Wednesday, 10 June 2009

Burmese Gooseberry Salad (Recipe)


"Marian" is the name of my favourite Indiana Jones character (you already know of my Indy love). It's also the name of one of my favourite fruits - the marian or marian plum, botanical name Bouea Burmanica, known as ma-yong or maa-prong in Thailand.

Marians aren't lovely, luscious orbs of juicy sweetness however. Even when ripe, they're mouth-puckeringly sour and they're a vital component of one of the best Burmese salads ever.

Unfortunately, as far as I know you can't get marian fruit in this country. Even in Burma, marians or mayun-thee is only available seasonally, and I always seem to manage to miss them whenever I get over there.

However, there's always a substitute for an impossible ingredient and my mother discovered long ago that gooseberries make a respectable replacement.

Since then, every June, I've bought up the very first "goosegogs" available (thanks Tasty Tottenham) to make this salad.


Marian salad is eaten as a side dish with pork or beef curries and rice. You'll find that the sharpness of the marians cuts perfectly through the richness of the meat and that sourness in turn is offset by the comforting blanket of rice.

Use the greenest, firmest, tartest gooseberries you can find - the smaller, yellow dessert gooseberries are no good.


You also need some ngapi (fish paste, the very lifeblood of Burma) or failing that, some belacan (Malaysian shrimp paste) will do.

Serves 4-6 as a side salad

Burmese Marian Salad
(mayun-thee thohk)

  • Large handful of marians or gooseberries
  • 1 large onion
  • 1 tsp ngapi or belacan
  • 1 tsp peanut butter or gram flour
  • 1 tsp dried red chilli flakes
  • 1 teeny pinch of MSG
  • 1 tsp peanut oil or other flavourless vegetable oil
Char the belacan over a flame (I use a chef's blowtorch).

Dry fry the chilli flakes in a pan till they are toasted and semi-smokey.

If using the gram flour, dry fry this as well until cooked through.

Top and tail the gooseberries and then slice them into thin rounds.


Slice the onion super-thin, so the slices look transparent.

Combine gooseberries and onions in a salad bowl, and crumble the charred belacan all over.

Add the toasted gram flour or peanut butter, oil, MSG and chilli flakes (reserve a few flakes).


Mix thoroughly - the Burmese way is to get stuck in with your hands, and in fact one of the most famous Burmese salads is called let thohk - literally "hand-tossed".

Sprinkle the reserved chilli flakes on top and serve immediately with curry and steaming rice.

Of course, you could always eat the salad by itself, but then you will end up looking like a lemon baby.


More Burmese Salads from my YouTube Channel:


  1. Thanks for the recipe — I'm in love with Burmese salads.

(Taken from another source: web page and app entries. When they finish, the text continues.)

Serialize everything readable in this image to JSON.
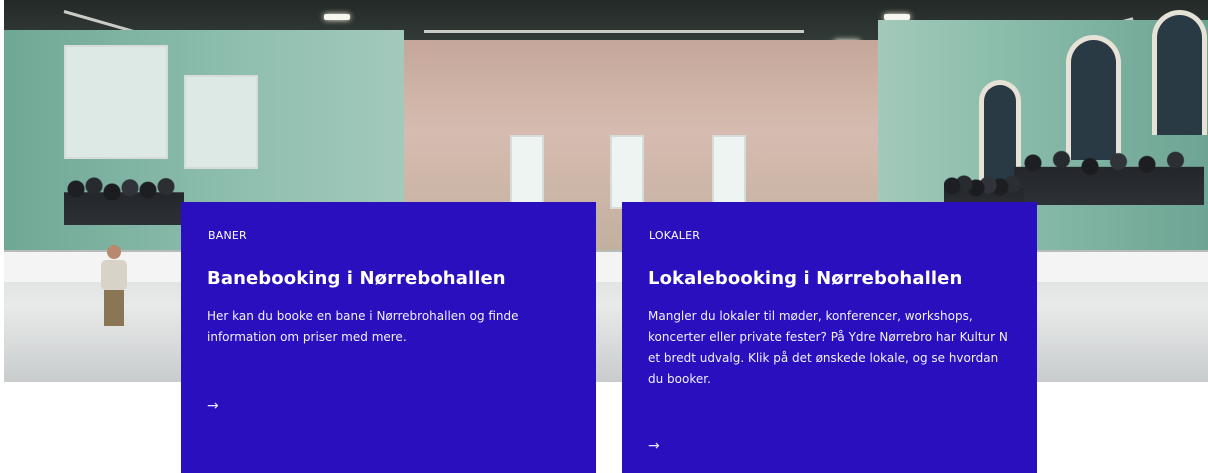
{
  "hero": {
    "image_description": "Indoor sports hall with spectators on a balcony"
  },
  "cards": [
    {
      "category": "BANER",
      "title": "Banebooking i Nørrebohallen",
      "description": "Her kan du booke en bane i Nørrebrohallen og finde information om priser med mere.",
      "arrow": "→"
    },
    {
      "category": "LOKALER",
      "title": "Lokalebooking i Nørrebohallen",
      "description": "Mangler du lokaler til møder, konferencer, workshops, koncerter eller private fester? På Ydre Nørrebro har Kultur N et bredt udvalg. Klik på det ønskede lokale, og se hvordan du booker.",
      "arrow": "→"
    }
  ],
  "colors": {
    "card_background": "#2a0fbe",
    "card_text": "#ffffff",
    "page_background": "#ffffff"
  }
}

I've just added your site to my blogroll. I've been posting quite a bit on Burmese food lately, and there's more to come. I'm happy to read your insights.

  2. Wow - hi Karen - I was just reading about how you and your hubby got deported from Burma!

    Lovely to have you here!

    meemalee xxx

  3. this looks divine - I adore gooseberries and never eat enough. Can't wait to try it

  4. I must give this a try! Where can I get belacan??
    Oh and I've just given you an award...visit my blog to pick it up!

  5. Hi gastrogeek - it's sour as heck but delicious - let me know what you think of it if you try it :)

    Hi fran - thanks for teaching me the word "goosegogs"! And even more thanks for my lovely award - must think who to pass it on too...

    As for belacan - you can get it in any Oriental supermarket eg See Woo - search for "shrimp paste".

    "Kapi" is the Thai word for the same stuff.

  6. I sent you an email but not sure if it went to the right place (if it did, ignore this message). I'm looking for help finding "odd" fruits in Burma that will be available in December. Please email me with tips.


Thanks for taking the time to comment!